■ EXERCISE REQUIREMENTS ■
Within the data below, find the string "label" and return each line where it occurs.

== LISTED RECORDS

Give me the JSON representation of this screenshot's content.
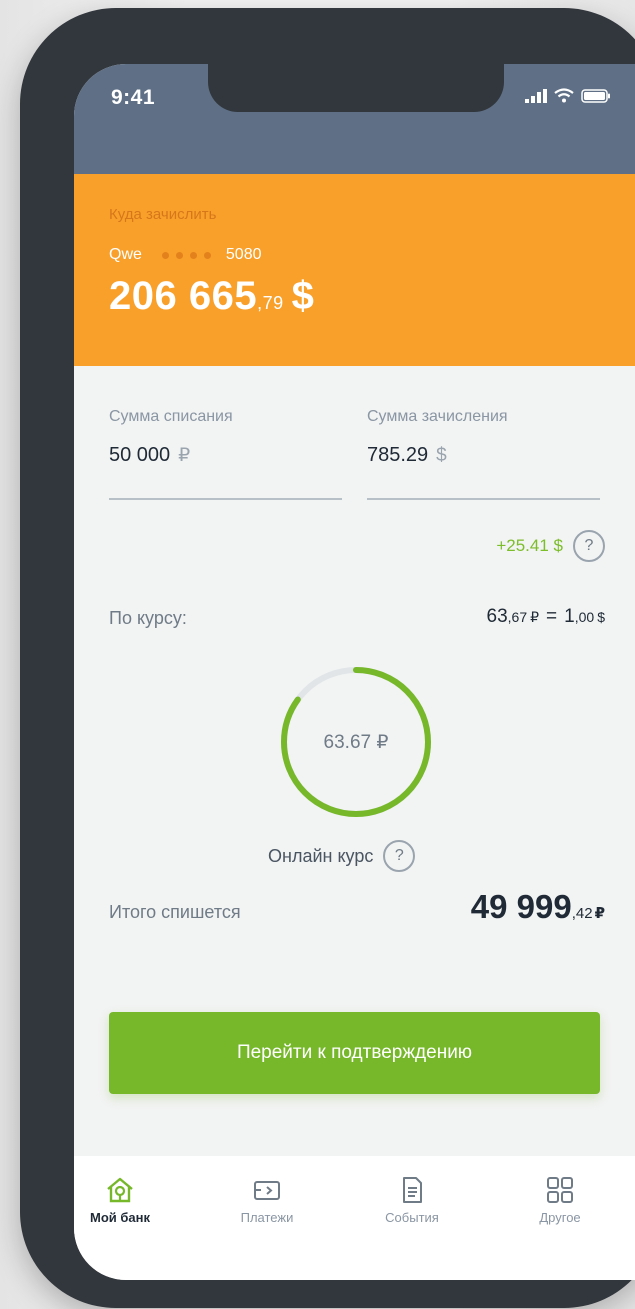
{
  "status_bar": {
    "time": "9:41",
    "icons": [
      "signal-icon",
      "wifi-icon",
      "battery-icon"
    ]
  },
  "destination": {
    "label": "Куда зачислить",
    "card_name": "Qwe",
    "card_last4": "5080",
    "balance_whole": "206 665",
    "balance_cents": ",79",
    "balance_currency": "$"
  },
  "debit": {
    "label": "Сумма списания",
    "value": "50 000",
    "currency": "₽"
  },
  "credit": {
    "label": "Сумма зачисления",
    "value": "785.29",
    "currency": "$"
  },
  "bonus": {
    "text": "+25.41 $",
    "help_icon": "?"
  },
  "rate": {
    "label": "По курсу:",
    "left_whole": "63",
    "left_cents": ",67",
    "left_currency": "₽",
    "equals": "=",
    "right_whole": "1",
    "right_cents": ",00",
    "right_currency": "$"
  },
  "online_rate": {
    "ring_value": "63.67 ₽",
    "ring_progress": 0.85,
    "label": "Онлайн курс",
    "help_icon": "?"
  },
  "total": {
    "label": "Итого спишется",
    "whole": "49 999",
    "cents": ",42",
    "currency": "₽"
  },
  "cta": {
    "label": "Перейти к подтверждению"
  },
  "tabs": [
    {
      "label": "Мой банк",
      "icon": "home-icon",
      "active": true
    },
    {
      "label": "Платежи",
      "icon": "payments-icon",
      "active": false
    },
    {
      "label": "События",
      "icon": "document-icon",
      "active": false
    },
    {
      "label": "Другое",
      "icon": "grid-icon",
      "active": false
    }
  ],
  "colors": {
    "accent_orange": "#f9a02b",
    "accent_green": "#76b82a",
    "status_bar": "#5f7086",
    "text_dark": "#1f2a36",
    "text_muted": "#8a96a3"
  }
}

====
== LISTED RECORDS

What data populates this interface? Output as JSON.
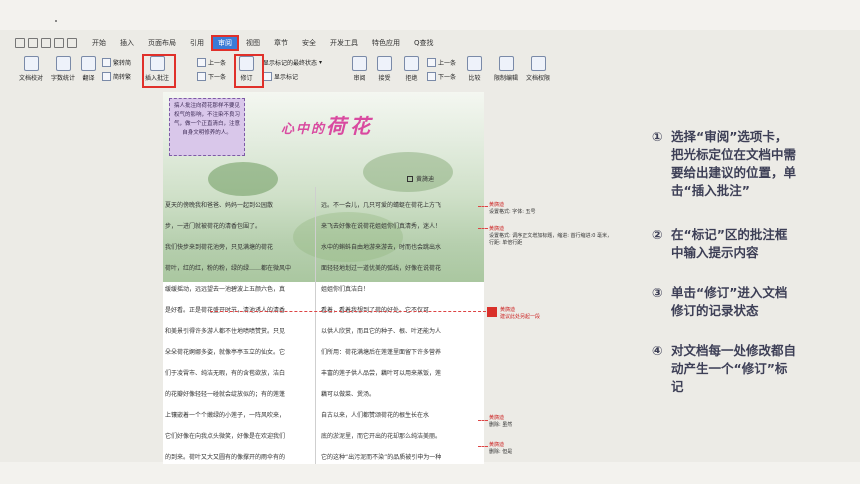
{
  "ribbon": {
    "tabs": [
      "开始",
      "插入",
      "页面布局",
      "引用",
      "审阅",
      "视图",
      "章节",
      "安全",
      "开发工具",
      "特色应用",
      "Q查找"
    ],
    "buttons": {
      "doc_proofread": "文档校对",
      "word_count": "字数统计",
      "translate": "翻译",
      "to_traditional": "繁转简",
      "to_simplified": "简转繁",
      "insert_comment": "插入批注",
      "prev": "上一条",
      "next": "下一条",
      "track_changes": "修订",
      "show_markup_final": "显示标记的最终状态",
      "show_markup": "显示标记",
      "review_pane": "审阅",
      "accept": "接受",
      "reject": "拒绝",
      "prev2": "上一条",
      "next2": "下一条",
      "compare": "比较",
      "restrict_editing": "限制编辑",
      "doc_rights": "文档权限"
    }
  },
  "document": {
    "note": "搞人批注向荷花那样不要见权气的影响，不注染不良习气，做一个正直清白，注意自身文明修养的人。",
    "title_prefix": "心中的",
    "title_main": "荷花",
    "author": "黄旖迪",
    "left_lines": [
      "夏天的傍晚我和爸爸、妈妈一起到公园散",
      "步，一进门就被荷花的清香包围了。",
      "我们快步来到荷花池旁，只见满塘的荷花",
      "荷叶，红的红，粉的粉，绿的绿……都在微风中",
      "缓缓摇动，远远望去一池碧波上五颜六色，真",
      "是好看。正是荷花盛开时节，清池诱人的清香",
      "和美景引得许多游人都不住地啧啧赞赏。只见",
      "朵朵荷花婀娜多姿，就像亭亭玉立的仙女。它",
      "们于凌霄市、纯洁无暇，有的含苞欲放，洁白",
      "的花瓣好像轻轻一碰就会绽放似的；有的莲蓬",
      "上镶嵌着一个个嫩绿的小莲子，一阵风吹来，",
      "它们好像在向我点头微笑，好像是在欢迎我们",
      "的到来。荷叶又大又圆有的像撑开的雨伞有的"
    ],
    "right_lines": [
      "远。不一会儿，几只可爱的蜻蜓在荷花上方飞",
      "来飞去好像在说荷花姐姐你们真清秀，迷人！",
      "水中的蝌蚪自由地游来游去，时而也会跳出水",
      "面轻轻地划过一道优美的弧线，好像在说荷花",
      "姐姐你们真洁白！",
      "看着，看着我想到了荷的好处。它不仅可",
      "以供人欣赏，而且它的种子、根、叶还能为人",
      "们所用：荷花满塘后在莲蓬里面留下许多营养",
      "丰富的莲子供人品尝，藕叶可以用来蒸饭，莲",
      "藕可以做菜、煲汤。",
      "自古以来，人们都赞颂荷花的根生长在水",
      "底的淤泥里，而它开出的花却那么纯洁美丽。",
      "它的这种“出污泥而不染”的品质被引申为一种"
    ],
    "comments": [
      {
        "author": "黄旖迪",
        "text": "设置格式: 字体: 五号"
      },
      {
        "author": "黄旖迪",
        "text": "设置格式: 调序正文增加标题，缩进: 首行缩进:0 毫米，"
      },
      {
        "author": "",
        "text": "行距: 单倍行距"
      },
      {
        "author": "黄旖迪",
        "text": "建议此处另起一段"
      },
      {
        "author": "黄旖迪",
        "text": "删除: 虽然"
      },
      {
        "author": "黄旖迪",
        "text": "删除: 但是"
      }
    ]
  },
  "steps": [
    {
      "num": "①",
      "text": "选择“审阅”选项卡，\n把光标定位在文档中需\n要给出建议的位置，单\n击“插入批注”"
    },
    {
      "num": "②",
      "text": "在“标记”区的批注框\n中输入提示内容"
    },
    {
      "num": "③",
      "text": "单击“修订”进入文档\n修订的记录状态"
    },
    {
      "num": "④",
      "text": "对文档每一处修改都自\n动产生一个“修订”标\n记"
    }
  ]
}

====

■ ANSWER FOR THIS EXERCISE ■
    "label": "Куда зачислить",
    "label": "Сумма списания",
    "label": "Сумма зачисления",
    "label": "По курсу:",
    "label": "Онлайн курс",
    "label": "Итого спишется",
    "label": "Перейти к подтверждению"
      "label": "Мой банк",
      "label": "Платежи",
      "label": "События",
      "label": "Другое",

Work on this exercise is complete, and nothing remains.